# EXERCISE DESCRIPTION
In the records below, find the line that contains "Extract the structured" and repeat it, along with each line after it, exactly as written.

Start of DATA SECTION

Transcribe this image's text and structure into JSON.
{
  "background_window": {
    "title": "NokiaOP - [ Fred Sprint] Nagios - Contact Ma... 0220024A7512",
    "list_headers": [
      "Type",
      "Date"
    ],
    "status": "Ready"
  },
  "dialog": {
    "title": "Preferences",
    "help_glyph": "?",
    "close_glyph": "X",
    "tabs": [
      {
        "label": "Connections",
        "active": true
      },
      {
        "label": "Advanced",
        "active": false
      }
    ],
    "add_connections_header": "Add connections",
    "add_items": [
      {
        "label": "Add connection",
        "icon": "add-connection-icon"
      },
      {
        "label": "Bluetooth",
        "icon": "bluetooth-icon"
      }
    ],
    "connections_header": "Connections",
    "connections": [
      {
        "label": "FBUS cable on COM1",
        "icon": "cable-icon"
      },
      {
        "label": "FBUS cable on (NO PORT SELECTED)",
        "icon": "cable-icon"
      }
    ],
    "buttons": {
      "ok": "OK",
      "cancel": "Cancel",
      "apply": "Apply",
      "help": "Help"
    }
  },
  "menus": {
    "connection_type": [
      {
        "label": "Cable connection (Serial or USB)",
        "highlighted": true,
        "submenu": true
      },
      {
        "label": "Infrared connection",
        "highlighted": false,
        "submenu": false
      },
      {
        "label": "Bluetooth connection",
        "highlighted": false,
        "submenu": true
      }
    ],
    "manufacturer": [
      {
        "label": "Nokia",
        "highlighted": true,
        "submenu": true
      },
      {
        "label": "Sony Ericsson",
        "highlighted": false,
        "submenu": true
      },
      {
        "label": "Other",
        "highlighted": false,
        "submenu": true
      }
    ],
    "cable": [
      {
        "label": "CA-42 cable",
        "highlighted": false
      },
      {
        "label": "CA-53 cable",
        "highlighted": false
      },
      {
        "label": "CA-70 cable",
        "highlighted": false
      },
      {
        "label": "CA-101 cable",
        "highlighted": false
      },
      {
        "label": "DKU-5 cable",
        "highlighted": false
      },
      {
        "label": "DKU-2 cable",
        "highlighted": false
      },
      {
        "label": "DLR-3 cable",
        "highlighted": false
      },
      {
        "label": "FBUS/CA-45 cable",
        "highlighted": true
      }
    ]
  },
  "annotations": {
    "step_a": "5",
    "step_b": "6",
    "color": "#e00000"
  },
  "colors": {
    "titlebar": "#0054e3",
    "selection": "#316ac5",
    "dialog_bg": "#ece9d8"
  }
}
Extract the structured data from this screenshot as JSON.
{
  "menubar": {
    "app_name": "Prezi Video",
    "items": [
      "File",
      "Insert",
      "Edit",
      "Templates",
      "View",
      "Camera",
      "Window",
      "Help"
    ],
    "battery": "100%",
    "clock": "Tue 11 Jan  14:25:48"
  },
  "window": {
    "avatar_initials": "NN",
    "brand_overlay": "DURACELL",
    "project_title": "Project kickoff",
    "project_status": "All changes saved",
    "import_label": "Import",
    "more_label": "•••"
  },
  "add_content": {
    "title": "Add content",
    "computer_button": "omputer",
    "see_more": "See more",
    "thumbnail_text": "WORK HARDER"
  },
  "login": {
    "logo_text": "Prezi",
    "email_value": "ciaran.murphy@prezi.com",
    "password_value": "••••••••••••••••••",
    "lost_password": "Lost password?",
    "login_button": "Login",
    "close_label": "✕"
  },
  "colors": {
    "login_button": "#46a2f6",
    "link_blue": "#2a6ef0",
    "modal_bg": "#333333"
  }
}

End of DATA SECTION

# YOUR SOLUTION
Extract the structured data from this screenshot as JSON.
{
  "menubar": {
    "app_name": "Prezi Video",
    "items": [
      "File",
      "Insert",
      "Edit",
      "Templates",
      "View",
      "Camera",
      "Window",
      "Help"
    ],
    "battery": "100%",
    "clock": "Tue 11 Jan  14:25:48"
  },
  "window": {
    "avatar_initials": "NN",
    "brand_overlay": "DURACELL",
    "project_title": "Project kickoff",
    "project_status": "All changes saved",
    "import_label": "Import",
    "more_label": "•••"
  },
  "add_content": {
    "title": "Add content",
    "computer_button": "omputer",
    "see_more": "See more",
    "thumbnail_text": "WORK HARDER"
  },
  "login": {
    "logo_text": "Prezi",
    "email_value": "ciaran.murphy@prezi.com",
    "password_value": "••••••••••••••••••",
    "lost_password": "Lost password?",
    "login_button": "Login",
    "close_label": "✕"
  },
  "colors": {
    "login_button": "#46a2f6",
    "link_blue": "#2a6ef0",
    "modal_bg": "#333333"
  }
}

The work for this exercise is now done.